As of 22nd December, 2020, ARM64 support has been merged into the OpenSSL tree. It is now possible to install Ruby natively, but for now I recommend using Rosetta 2. Just follow the installation instructions for
rbenv if you want to install it natively. Please see this PR for a discussion on ARM64 Ruby.
Apple have also developed Rosetta 2, a translation layer from x86 machine code to ARM64 machine code, it does by translating the assembly ahead of time, current estimates put it at ~65% of native x86 performance which is pretty outstanding for translating between two architectures. Obviously more IO intensive workloads may increase this percentage.
We can force Rosetta in the terminal by using the
arch -x86_64 flag with
Steps to install Ruby on M1 using Rosetta 2
- Download and install rbenv natively
- Download and install ruby-installer natively
- Build the latest verison of Ruby, at the time of this blog it was 2.7.1, but any version should work.
Install using the
arch -x86_64 /bin/bash -c 'rbenv install 2.7.1'
- Then run:
rbenv global 2.7.1
This sets Ruby 2.7.1 as the default Ruby version, obviously feel free to overwrite this for other projects.
As you can see I have Ruby running on my M1 machine!
All gems (even with native extensions) seem to work so far.
Another alterntive is to install Homebrew in Rosetta and then install Ruby, but most Rubyist will want to use
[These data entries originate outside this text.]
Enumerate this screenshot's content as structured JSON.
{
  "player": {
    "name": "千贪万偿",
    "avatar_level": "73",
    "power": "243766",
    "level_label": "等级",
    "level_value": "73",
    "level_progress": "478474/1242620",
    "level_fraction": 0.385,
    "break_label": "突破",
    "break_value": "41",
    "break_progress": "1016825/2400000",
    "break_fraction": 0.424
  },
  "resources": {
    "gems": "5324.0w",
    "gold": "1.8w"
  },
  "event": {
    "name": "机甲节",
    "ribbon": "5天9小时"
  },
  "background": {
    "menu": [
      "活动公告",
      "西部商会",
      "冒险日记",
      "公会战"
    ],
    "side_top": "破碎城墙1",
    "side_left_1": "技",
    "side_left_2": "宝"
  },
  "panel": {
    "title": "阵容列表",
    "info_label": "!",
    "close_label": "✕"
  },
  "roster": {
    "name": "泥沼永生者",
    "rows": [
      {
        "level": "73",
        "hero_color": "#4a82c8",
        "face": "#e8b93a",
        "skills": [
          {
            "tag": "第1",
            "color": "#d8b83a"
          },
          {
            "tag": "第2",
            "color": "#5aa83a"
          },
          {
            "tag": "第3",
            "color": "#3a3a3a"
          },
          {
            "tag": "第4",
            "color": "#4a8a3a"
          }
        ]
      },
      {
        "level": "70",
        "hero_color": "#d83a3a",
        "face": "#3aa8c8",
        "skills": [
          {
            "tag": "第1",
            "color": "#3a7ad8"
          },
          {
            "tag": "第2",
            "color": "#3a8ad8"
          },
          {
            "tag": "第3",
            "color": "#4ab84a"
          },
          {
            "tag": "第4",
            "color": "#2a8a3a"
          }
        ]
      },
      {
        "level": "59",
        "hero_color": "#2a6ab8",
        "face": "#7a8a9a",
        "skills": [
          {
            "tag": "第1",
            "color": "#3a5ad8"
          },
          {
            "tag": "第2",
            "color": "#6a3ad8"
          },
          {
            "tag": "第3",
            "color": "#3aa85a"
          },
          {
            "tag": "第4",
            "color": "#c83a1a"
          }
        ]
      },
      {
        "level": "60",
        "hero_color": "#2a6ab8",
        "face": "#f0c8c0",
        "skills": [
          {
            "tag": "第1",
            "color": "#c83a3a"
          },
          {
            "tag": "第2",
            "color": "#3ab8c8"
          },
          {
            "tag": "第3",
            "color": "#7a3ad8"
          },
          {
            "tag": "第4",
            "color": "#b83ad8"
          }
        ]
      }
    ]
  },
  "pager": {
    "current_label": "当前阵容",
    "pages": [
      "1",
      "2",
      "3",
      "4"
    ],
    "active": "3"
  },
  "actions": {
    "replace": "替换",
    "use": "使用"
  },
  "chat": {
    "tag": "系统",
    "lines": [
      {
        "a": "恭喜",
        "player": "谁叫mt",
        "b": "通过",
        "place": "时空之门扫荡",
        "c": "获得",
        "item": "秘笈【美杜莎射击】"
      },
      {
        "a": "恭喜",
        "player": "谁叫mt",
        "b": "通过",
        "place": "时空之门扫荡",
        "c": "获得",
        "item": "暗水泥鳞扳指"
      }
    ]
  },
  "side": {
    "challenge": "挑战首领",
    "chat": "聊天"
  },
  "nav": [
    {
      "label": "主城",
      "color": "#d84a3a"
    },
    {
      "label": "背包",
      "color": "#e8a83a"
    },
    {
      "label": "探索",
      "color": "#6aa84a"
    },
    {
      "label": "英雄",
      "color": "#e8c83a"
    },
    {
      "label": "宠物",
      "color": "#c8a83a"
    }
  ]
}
rbenv to manage their version of Ruby.
Next up is Rails!